Limoncello is an Italian Liquor made with the zest of lemons, in my case Meyer Lemons, sugar, water and of course alcohol. In the US either Vodka 80 proof or higher or Pure Grain Alcohol. In Italy they use Grappa.
Grappa is made from the seeds stalks and stems left over from the grapes in the wine making process. It ranges from 70-120 proof.
Meyer Limoncello is a little less stringent than the limoncello made from regular lemons. It is a little smoother, a little easier to drink straight up. I like it over ice myself, but Italians would glare at me for that.
Limoncello is a very handy to have on hand, especially Meyer Limoncello. You can use it to make cocktails, like a lemon margarita, and you can use it because of it’s sweetness in a large variety of desserts.
I like making limoncello because two bottles of it takes up 10 Meyer Lemons. The zest of the 10 lemons. You can use the juice to make lemonade. I also put a tablespoon or two in the divisions in an ice cube tray and make premeasured lemon juice cubes to use year round!
I am going to let you know how to make Limoncello today and then I will give you several recipes that use it!
750 ml Vodka or Pure Grain Alcohol with a proof of at least 80
1 Cup Sugar
1 Cup Water
Using a vegetable peeler peel the skin from the lemons trying not to get too much of the white pith. The good thing about Meyer Lemons is that the skin is thinner than regular lemons so you don’t get so much of the white pith.
Put the peelings in a quart or 2 pint Mason Jars. Cover with the Alcohol. Seal the jars and let stand in a dark cool place for 2 weeks.
You can infuse it for up to a month. I hold the jars up to a sheet of white paper and see if the liquid floating above the peels is the color I’m aiming for. I usually never go beyond two weeks.
When it has infused the proper time, make a simple syrup with the sugar and the water.
Using a 4 cup measuring cup strain the Mason Jar into the measuring cup. You may need to stir the peelings to get all of the liquid out of it.
Add the simple syrup and mix well.
Decant into bottles and refrigerate. It will last for up to two months in the refrigerator and a year in the freezer.

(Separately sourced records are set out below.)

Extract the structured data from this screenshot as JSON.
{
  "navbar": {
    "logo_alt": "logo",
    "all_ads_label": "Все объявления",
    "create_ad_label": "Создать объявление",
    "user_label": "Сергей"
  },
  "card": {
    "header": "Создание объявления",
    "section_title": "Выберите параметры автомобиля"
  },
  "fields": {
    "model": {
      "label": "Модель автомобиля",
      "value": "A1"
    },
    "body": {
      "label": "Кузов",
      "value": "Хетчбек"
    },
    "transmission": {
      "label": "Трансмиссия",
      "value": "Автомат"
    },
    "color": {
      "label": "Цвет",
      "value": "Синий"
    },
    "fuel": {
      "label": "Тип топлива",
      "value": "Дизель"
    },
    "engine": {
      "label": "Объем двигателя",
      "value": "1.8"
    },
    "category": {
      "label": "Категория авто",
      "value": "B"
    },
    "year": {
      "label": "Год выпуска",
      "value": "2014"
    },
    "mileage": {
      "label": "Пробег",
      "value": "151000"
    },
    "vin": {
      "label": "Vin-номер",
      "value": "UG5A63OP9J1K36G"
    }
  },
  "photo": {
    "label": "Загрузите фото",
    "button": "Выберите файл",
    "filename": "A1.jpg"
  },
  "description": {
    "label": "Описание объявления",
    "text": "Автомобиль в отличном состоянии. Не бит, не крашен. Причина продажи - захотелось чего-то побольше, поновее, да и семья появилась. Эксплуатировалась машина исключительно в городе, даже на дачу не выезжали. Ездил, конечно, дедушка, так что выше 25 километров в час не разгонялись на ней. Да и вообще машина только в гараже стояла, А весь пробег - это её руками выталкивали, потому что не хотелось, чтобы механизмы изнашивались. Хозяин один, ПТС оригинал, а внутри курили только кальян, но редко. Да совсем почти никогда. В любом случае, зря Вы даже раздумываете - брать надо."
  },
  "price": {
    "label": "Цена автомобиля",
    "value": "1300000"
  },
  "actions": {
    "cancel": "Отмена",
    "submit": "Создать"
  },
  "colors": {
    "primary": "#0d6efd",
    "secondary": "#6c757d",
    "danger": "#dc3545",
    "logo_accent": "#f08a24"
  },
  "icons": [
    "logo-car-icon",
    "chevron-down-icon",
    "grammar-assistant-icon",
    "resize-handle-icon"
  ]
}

I make this from the Meyer Lemons in my backyard that I know are organic, have not been sprayed or have any chemicals. If you are going to purchase lemons to make this, I would recommend organic lemons and make sure that you wash them well. Not only will the alcohol infuse the oils from the zest but also any pesticides, etc. that were sprayed on them. So go organic and scrub them well – no soap!